The European Commission has published proposals to reduce agricultural ammonia emissions by 21 per cent in the UK.
The plans, issued as part of the European Commission’s Clean Air Policy Programme, outline proposals to revise the National Emissions Ceilings Directive, introducing a new limit or ceiling of ammonia emissions to be met by 2030.
NFU chief environment adviser Dr Diane Mitchell said: “In recent years farmers have demonstrated an awareness of the need to manage and make best use of nutrients and the trends in the uptake of good practice, such as slurry injection techniques and improvements in nitrogen use efficiency. So the trends in ammonia emissions are going in the right direction – but a 21 per cent reduction by 2030 will be very challenging, especially for the livestock sector. We have serious concerns about whether this target is realistic and achievable.”
“The biggest challenge over the next few years will be to find ways in which farming can continue to produce high quality food and protect the environment. Despite the Commission’s reassurances, we have concerns about whether these proposals can be implemented in a cost-effective way.”
Also under closer scrutiny by the Commission are small-medium sized combustion plants with a total rated thermal capacity of between 1- 50 megawatts. Initial work by the NFU has established that any proposals to address these plants may affect some in the glasshouse sector growing protected edibles and possibly also farmers with grain drying plants.

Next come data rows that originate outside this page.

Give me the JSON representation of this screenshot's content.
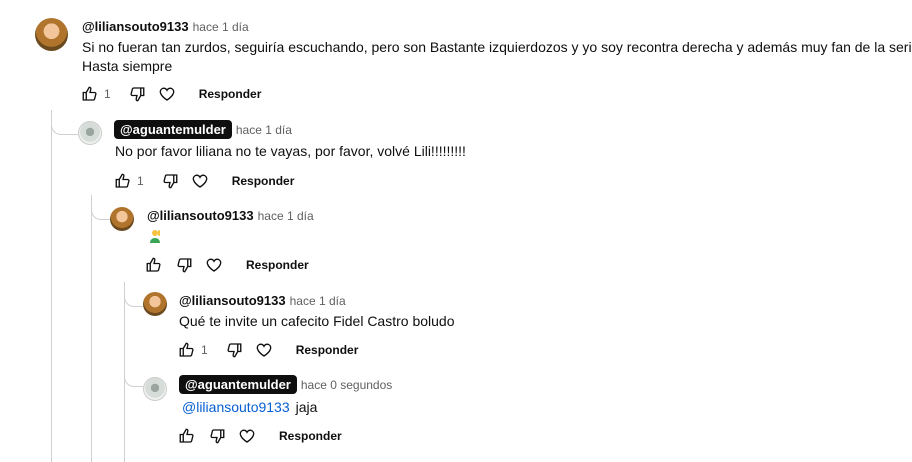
{
  "comments": [
    {
      "author": "@liliansouto9133",
      "owner": false,
      "time": "hace 1 día",
      "text_line1": "Si no fueran tan zurdos, seguiría escuchando, pero son Bastante izquierdozos y yo soy recontra derecha y además muy fan de la serie",
      "text_line2": "Hasta siempre",
      "likes": "1",
      "reply_label": "Responder"
    },
    {
      "author": "@aguantemulder",
      "owner": true,
      "time": "hace 1 día",
      "text": "No por favor liliana no te vayas, por favor, volvé Lili!!!!!!!!!",
      "likes": "1",
      "reply_label": "Responder"
    },
    {
      "author": "@liliansouto9133",
      "owner": false,
      "time": "hace 1 día",
      "emoji": "person-raising-hand-emoji",
      "likes": "",
      "reply_label": "Responder"
    },
    {
      "author": "@liliansouto9133",
      "owner": false,
      "time": "hace 1 día",
      "text": "Qué te invite un cafecito Fidel Castro boludo",
      "likes": "1",
      "reply_label": "Responder"
    },
    {
      "author": "@aguantemulder",
      "owner": true,
      "time": "hace 0 segundos",
      "mention": "@liliansouto9133",
      "text": "jaja",
      "likes": "",
      "reply_label": "Responder"
    }
  ],
  "icons": {
    "like": "thumbs-up-icon",
    "dislike": "thumbs-down-icon",
    "heart": "heart-icon"
  }
}
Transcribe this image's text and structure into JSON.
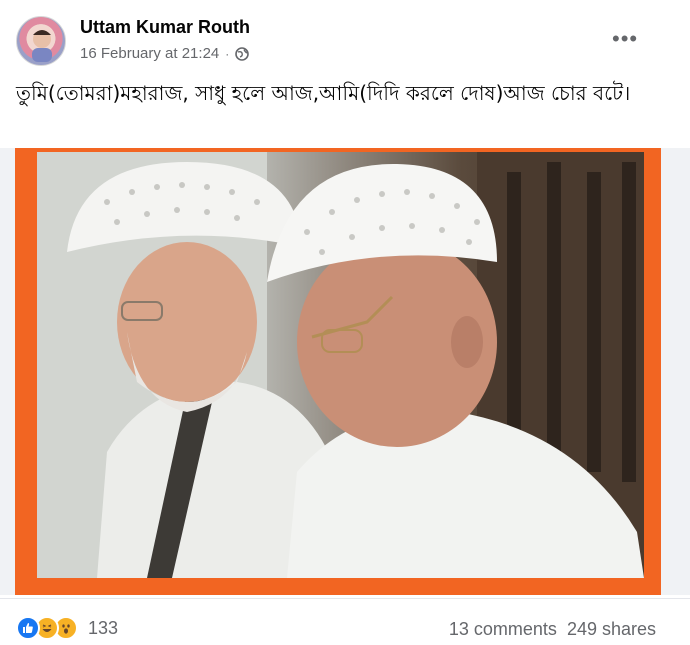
{
  "post": {
    "author": "Uttam Kumar Routh",
    "timestamp": "16 February at 21:24",
    "separator": "·",
    "privacy_icon": "globe-icon",
    "more_icon": "more-options-icon",
    "more_label": "•••",
    "text": "তুমি(তোমরা)মহারাজ, সাধু হলে আজ,আমি(দিদি করলে দোষ)আজ চোর বটে।"
  },
  "footer": {
    "reaction_icons": [
      "like-icon",
      "haha-icon",
      "wow-icon"
    ],
    "reaction_count": "133",
    "comments": "13 comments",
    "shares": "249 shares"
  },
  "colors": {
    "frame_orange": "#f26522",
    "like_blue": "#1877f2",
    "reaction_yellow": "#f7b125",
    "meta_grey": "#65676b"
  }
}
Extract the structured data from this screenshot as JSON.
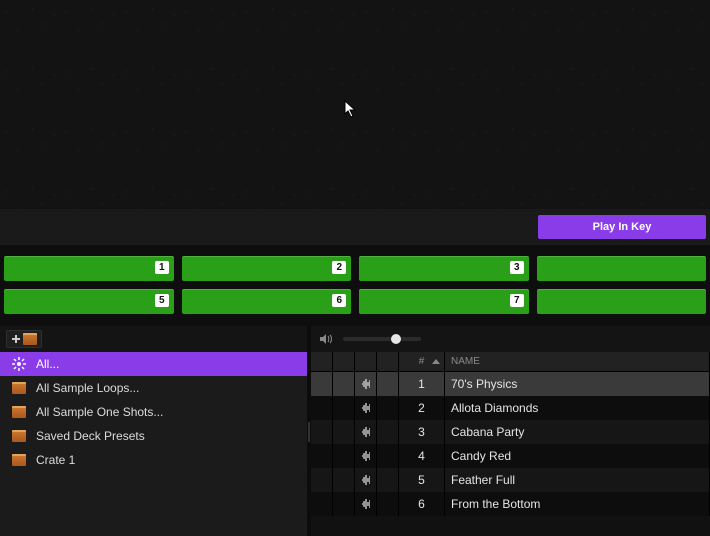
{
  "toolbar": {
    "play_in_key_label": "Play In Key"
  },
  "pads": {
    "row1": [
      "1",
      "2",
      "3",
      ""
    ],
    "row2": [
      "5",
      "6",
      "7",
      ""
    ]
  },
  "sidebar": {
    "items": [
      {
        "label": "All...",
        "icon": "spark",
        "active": true
      },
      {
        "label": "All Sample Loops...",
        "icon": "crate",
        "active": false
      },
      {
        "label": "All Sample One Shots...",
        "icon": "crate",
        "active": false
      },
      {
        "label": "Saved Deck Presets",
        "icon": "crate",
        "active": false
      },
      {
        "label": "Crate 1",
        "icon": "crate",
        "active": false
      }
    ]
  },
  "audition": {
    "volume": 70
  },
  "table": {
    "columns": {
      "num_header": "#",
      "name_header": "NAME"
    },
    "rows": [
      {
        "num": "1",
        "name": "70's Physics"
      },
      {
        "num": "2",
        "name": "Allota Diamonds"
      },
      {
        "num": "3",
        "name": "Cabana Party"
      },
      {
        "num": "4",
        "name": "Candy Red"
      },
      {
        "num": "5",
        "name": "Feather Full"
      },
      {
        "num": "6",
        "name": "From the Bottom"
      }
    ]
  }
}
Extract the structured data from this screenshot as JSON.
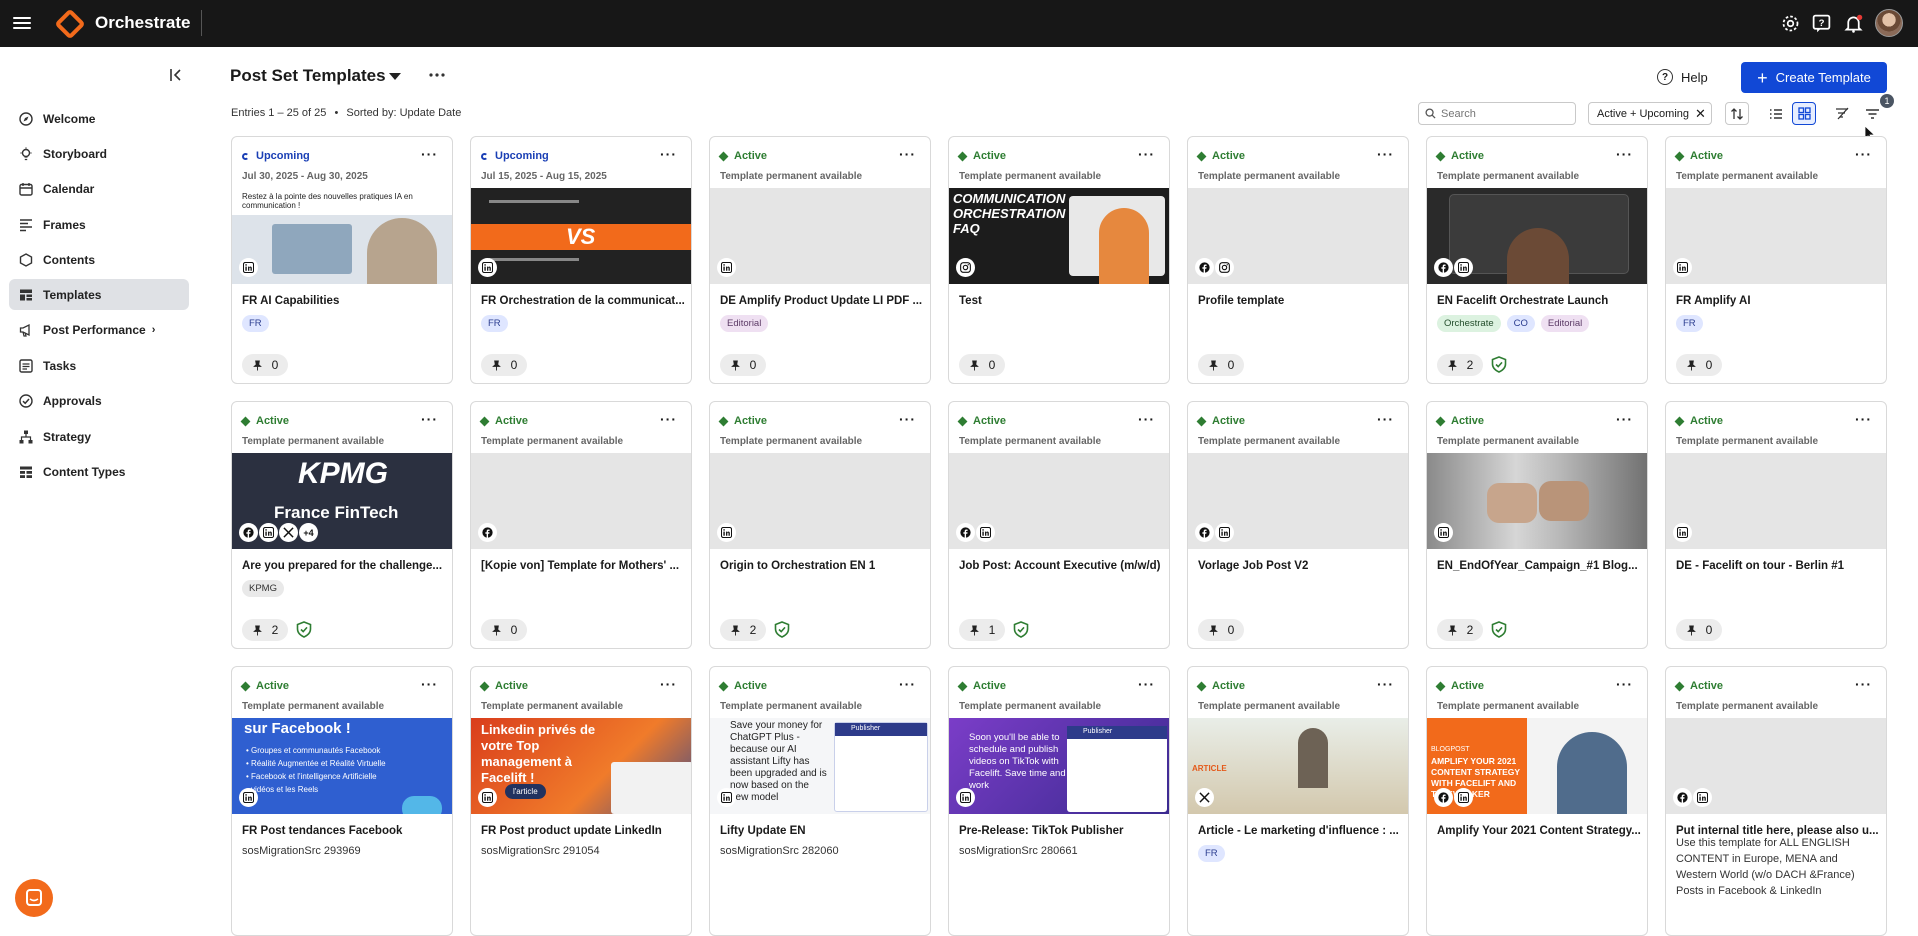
{
  "app": {
    "name": "Orchestrate"
  },
  "sidebar": {
    "items": [
      {
        "label": "Welcome",
        "icon": "compass-icon"
      },
      {
        "label": "Storyboard",
        "icon": "lightbulb-icon"
      },
      {
        "label": "Calendar",
        "icon": "calendar-icon"
      },
      {
        "label": "Frames",
        "icon": "lines-icon"
      },
      {
        "label": "Contents",
        "icon": "hexagon-icon"
      },
      {
        "label": "Templates",
        "icon": "template-icon",
        "selected": true
      },
      {
        "label": "Post Performance",
        "icon": "megaphone-icon",
        "chevron": "›"
      },
      {
        "label": "Tasks",
        "icon": "tasks-icon"
      },
      {
        "label": "Approvals",
        "icon": "check-circle-icon"
      },
      {
        "label": "Strategy",
        "icon": "hierarchy-icon"
      },
      {
        "label": "Content Types",
        "icon": "content-types-icon"
      }
    ]
  },
  "header": {
    "title": "Post Set Templates",
    "entries": "Entries 1 – 25 of 25",
    "separator": "•",
    "sorted": "Sorted by: Update Date",
    "help": "Help",
    "create": "Create Template",
    "search_placeholder": "Search",
    "filter_chip": "Active + Upcoming",
    "filter_badge": "1"
  },
  "colors": {
    "accent": "#1148d6",
    "active": "#2e7d32",
    "upcoming": "#1a3fb5",
    "brand": "#f26a1b"
  },
  "cards": [
    {
      "status": "Upcoming",
      "sub": "Jul 30, 2025 - Aug 30, 2025",
      "title": "FR AI Capabilities",
      "tags": [
        {
          "t": "FR",
          "c": "blue"
        }
      ],
      "pins": "0",
      "platforms": [
        "in"
      ],
      "thumb": "ai"
    },
    {
      "status": "Upcoming",
      "sub": "Jul 15, 2025 - Aug 15, 2025",
      "title": "FR Orchestration de la communicat...",
      "tags": [
        {
          "t": "FR",
          "c": "blue"
        }
      ],
      "pins": "0",
      "platforms": [
        "in"
      ],
      "thumb": "vs"
    },
    {
      "status": "Active",
      "sub": "Template permanent available",
      "title": "DE Amplify Product Update LI PDF ...",
      "tags": [
        {
          "t": "Editorial",
          "c": "purple"
        }
      ],
      "pins": "0",
      "platforms": [
        "in"
      ],
      "thumb": "none"
    },
    {
      "status": "Active",
      "sub": "Template permanent available",
      "title": "Test",
      "tags": [],
      "pins": "0",
      "platforms": [
        "ig"
      ],
      "thumb": "comm",
      "thumb_text": "COMMUNICATION ORCHESTRATION FAQ"
    },
    {
      "status": "Active",
      "sub": "Template permanent available",
      "title": "Profile template",
      "tags": [],
      "pins": "0",
      "platforms": [
        "fb",
        "ig"
      ],
      "thumb": "none"
    },
    {
      "status": "Active",
      "sub": "Template permanent available",
      "title": "EN Facelift Orchestrate Launch",
      "tags": [
        {
          "t": "Orchestrate",
          "c": "green"
        },
        {
          "t": "CO",
          "c": "blue"
        },
        {
          "t": "Editorial",
          "c": "purple"
        }
      ],
      "pins": "2",
      "approved": true,
      "platforms": [
        "fb",
        "in"
      ],
      "thumb": "dark"
    },
    {
      "status": "Active",
      "sub": "Template permanent available",
      "title": "FR Amplify AI",
      "tags": [
        {
          "t": "FR",
          "c": "blue"
        }
      ],
      "pins": "0",
      "platforms": [
        "in"
      ],
      "thumb": "none"
    },
    {
      "status": "Active",
      "sub": "Template permanent available",
      "title": "Are you prepared for the challenge...",
      "tags": [
        {
          "t": "KPMG",
          "c": "gray"
        }
      ],
      "pins": "2",
      "approved": true,
      "platforms": [
        "fb",
        "in",
        "x"
      ],
      "more_platforms": "+4",
      "thumb": "kpmg",
      "thumb_text": "KPMG",
      "thumb_text2": "France FinTech"
    },
    {
      "status": "Active",
      "sub": "Template permanent available",
      "title": "[Kopie von] Template for Mothers' ...",
      "tags": [],
      "pins": "0",
      "platforms": [
        "fb"
      ],
      "thumb": "none"
    },
    {
      "status": "Active",
      "sub": "Template permanent available",
      "title": "Origin to Orchestration EN 1",
      "tags": [],
      "pins": "2",
      "approved": true,
      "platforms": [
        "in"
      ],
      "thumb": "none"
    },
    {
      "status": "Active",
      "sub": "Template permanent available",
      "title": "Job Post: Account Executive (m/w/d)",
      "tags": [],
      "pins": "1",
      "approved": true,
      "platforms": [
        "fb",
        "in"
      ],
      "thumb": "none"
    },
    {
      "status": "Active",
      "sub": "Template permanent available",
      "title": "Vorlage Job Post V2",
      "tags": [],
      "pins": "0",
      "platforms": [
        "fb",
        "in"
      ],
      "thumb": "none"
    },
    {
      "status": "Active",
      "sub": "Template permanent available",
      "title": "EN_EndOfYear_Campaign_#1 Blog...",
      "tags": [],
      "pins": "2",
      "approved": true,
      "platforms": [
        "in"
      ],
      "thumb": "fist"
    },
    {
      "status": "Active",
      "sub": "Template permanent available",
      "title": "DE - Facelift on tour - Berlin #1",
      "tags": [],
      "pins": "0",
      "platforms": [
        "in"
      ],
      "thumb": "none"
    },
    {
      "status": "Active",
      "sub": "Template permanent available",
      "title": "FR Post tendances Facebook",
      "desc": "sosMigrationSrc 293969",
      "platforms": [
        "in"
      ],
      "thumb": "fb",
      "thumb_text": "sur Facebook !"
    },
    {
      "status": "Active",
      "sub": "Template permanent available",
      "title": "FR Post product update LinkedIn",
      "desc": "sosMigrationSrc 291054",
      "platforms": [
        "in"
      ],
      "thumb": "li",
      "thumb_text": "Linkedin privés de votre Top management à Facelift !",
      "thumb_btn": "l'article"
    },
    {
      "status": "Active",
      "sub": "Template permanent available",
      "title": "Lifty Update EN",
      "desc": "sosMigrationSrc 282060",
      "platforms": [
        "in"
      ],
      "thumb": "lifty",
      "thumb_text": "Save your money for ChatGPT Plus - because our AI assistant Lifty has been upgraded and is now based on the new model",
      "thumb_label": "Publisher"
    },
    {
      "status": "Active",
      "sub": "Template permanent available",
      "title": "Pre-Release: TikTok Publisher",
      "desc": "sosMigrationSrc 280661",
      "platforms": [
        "in"
      ],
      "thumb": "tiktok",
      "thumb_text": "Soon you'll be able to schedule and publish videos on TikTok with Facelift. Save time and work",
      "thumb_label": "Publisher"
    },
    {
      "status": "Active",
      "sub": "Template permanent available",
      "title": "Article - Le marketing d'influence : ...",
      "tags": [
        {
          "t": "FR",
          "c": "blue"
        }
      ],
      "platforms": [
        "x"
      ],
      "thumb": "article",
      "thumb_text": "ARTICLE"
    },
    {
      "status": "Active",
      "sub": "Template permanent available",
      "title": "Amplify Your 2021 Content Strategy...",
      "platforms": [
        "fb",
        "in"
      ],
      "thumb": "amplify",
      "thumb_text": "AMPLIFY YOUR 2021 CONTENT STRATEGY WITH FACELIFT AND TALKWALKER",
      "thumb_label": "BLOGPOST"
    },
    {
      "status": "Active",
      "sub": "Template permanent available",
      "title": "Put internal title here, please also u...",
      "desc": "Use this template for ALL ENGLISH CONTENT in Europe, MENA and Western World (w/o DACH &France) Posts in Facebook & LinkedIn",
      "long": true,
      "platforms": [
        "fb",
        "in"
      ],
      "thumb": "none"
    }
  ]
}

The NFU will be engage with the Brussels decision-making processes to ensure a satisfactory outcome for British farmers and growers.
The EU Clean Air Policy Programme is available to view here.